What to work on —
Leave the images aside and output every entry exactly.

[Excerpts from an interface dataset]
= = = =

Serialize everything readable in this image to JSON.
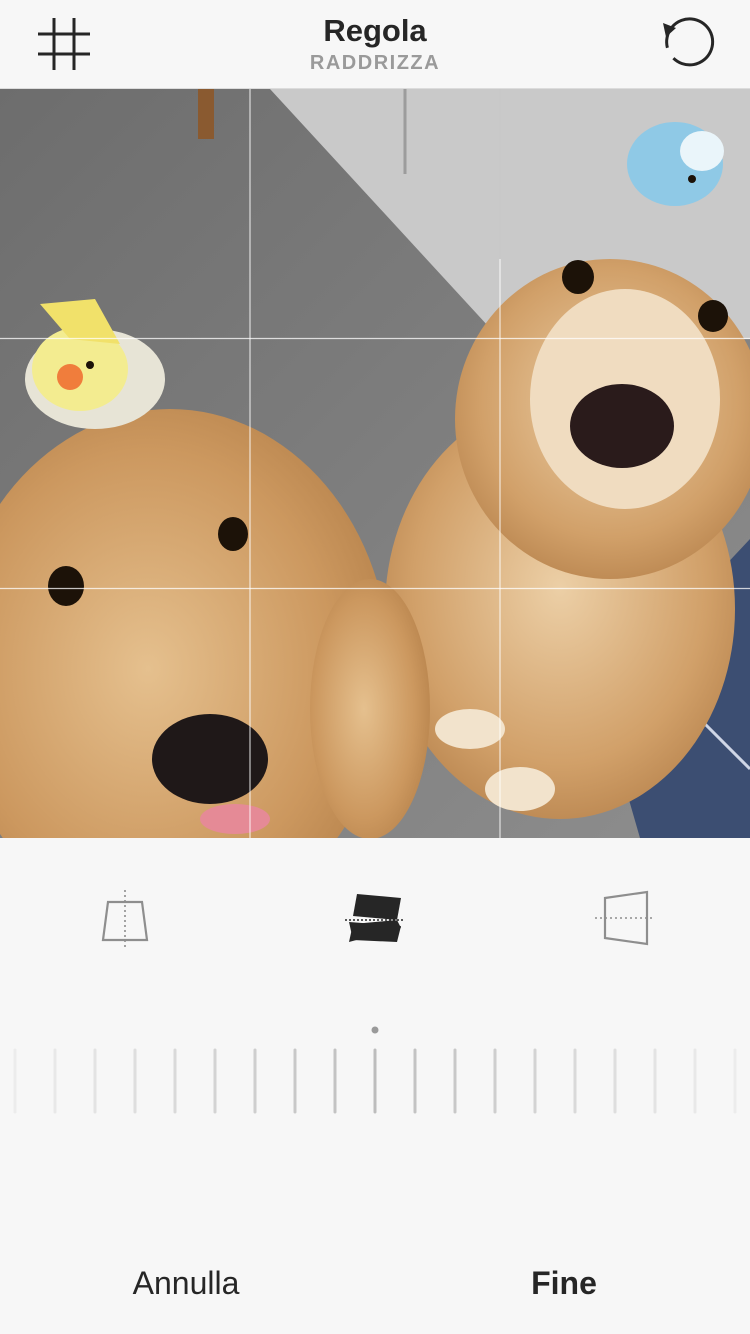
{
  "header": {
    "title": "Regola",
    "subtitle": "RADDRIZZA",
    "grid_icon": "grid-icon",
    "reset_icon": "rotate-reset-icon"
  },
  "photo": {
    "description_icon": "photo-preview",
    "grid_overlay": true
  },
  "modes": [
    {
      "name": "vertical-perspective-icon",
      "active": false
    },
    {
      "name": "straighten-icon",
      "active": true
    },
    {
      "name": "horizontal-perspective-icon",
      "active": false
    }
  ],
  "dial": {
    "value": 0
  },
  "footer": {
    "cancel_label": "Annulla",
    "done_label": "Fine"
  },
  "colors": {
    "background": "#f7f7f7",
    "text": "#262626",
    "subtitle": "#9a9a9a",
    "inactive_icon": "#8e8e8e"
  }
}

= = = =

The completed task —
Serialize everything readable in this image to JSON.
{
  "header": {
    "title": "Regola",
    "subtitle": "RADDRIZZA",
    "grid_icon": "grid-icon",
    "reset_icon": "rotate-reset-icon"
  },
  "photo": {
    "description_icon": "photo-preview",
    "grid_overlay": true
  },
  "modes": [
    {
      "name": "vertical-perspective-icon",
      "active": false
    },
    {
      "name": "straighten-icon",
      "active": true
    },
    {
      "name": "horizontal-perspective-icon",
      "active": false
    }
  ],
  "dial": {
    "value": 0
  },
  "footer": {
    "cancel_label": "Annulla",
    "done_label": "Fine"
  },
  "colors": {
    "background": "#f7f7f7",
    "text": "#262626",
    "subtitle": "#9a9a9a",
    "inactive_icon": "#8e8e8e"
  }
}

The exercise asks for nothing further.